|International Classification||B23B27/06, B23D13/00|
|Cooperative Classification||Y10T409/50328, B23B27/06, Y10T409/502624, Y10T407/23|
|Mar 10, 2004||AS||Assignment|
Owner name: MIPOX INTERNATIONAL CORPORATION, CALIFORNIA
Free format text: ASSIGNMENT OF ASSIGNORS INTEREST;ASSIGNORS:KODAKA, ICHIRO;NAGAMINE, TAKUYA;KOBAYASHI, TOSHIHIRO;REEL/FRAME:015086/0100;SIGNING DATES FROM 20040204 TO 20040206
|Nov 16, 2009||FPAY||Fee payment|
Year of fee payment: 4
|Dec 27, 2013||REMI||Maintenance fee reminder mailed|

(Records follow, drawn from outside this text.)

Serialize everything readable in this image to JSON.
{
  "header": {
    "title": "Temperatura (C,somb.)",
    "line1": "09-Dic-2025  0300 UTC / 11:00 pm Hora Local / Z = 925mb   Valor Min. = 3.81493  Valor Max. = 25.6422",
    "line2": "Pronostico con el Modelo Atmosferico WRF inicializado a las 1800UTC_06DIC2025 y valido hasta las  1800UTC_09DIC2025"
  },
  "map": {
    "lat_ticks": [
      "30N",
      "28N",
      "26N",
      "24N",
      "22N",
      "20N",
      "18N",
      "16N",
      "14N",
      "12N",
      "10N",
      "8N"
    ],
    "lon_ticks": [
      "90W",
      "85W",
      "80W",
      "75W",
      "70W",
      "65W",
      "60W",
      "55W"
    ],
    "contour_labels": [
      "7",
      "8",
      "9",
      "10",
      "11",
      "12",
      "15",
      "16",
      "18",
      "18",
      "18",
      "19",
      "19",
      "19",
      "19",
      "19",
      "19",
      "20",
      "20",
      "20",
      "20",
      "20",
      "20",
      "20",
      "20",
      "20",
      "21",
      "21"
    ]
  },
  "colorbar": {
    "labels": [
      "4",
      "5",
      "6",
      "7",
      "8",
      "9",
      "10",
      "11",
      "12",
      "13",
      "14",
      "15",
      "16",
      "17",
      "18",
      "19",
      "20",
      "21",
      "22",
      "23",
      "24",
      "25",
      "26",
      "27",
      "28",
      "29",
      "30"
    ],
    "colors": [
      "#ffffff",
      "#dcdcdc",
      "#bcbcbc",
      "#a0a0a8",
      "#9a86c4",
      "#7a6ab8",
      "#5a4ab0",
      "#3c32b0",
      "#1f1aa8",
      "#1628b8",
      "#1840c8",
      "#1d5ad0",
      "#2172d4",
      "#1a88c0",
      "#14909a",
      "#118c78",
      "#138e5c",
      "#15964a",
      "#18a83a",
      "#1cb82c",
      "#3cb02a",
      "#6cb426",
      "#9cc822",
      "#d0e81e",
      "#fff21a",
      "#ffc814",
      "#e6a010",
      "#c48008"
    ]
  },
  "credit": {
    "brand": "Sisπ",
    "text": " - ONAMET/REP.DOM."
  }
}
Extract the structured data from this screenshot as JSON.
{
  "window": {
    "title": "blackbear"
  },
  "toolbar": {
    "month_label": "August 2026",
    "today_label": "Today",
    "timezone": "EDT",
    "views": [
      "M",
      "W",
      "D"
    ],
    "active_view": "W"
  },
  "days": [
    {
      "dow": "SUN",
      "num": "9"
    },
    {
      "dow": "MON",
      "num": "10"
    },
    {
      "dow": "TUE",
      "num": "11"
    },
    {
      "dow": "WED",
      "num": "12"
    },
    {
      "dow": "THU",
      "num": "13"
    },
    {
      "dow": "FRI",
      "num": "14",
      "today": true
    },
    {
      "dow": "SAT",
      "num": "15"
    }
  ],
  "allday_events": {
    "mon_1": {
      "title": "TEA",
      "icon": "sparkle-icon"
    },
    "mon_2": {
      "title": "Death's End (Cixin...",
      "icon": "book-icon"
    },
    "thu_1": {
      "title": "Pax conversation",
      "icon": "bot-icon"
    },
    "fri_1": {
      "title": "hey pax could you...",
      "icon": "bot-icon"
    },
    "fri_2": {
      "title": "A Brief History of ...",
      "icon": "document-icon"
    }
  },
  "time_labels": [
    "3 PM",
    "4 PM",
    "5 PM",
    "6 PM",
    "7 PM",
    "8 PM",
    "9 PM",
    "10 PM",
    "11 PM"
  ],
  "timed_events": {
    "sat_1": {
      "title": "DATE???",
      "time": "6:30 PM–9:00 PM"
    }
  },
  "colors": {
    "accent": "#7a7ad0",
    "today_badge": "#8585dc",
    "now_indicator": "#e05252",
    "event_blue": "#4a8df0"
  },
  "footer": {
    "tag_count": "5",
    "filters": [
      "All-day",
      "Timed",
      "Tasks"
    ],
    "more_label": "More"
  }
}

|May 16, 2014||LAPS||Lapse for failure to pay maintenance fees|
|Jul 8, 2014||FP||Expired due to failure to pay maintenance fee|
Effective date: 20140516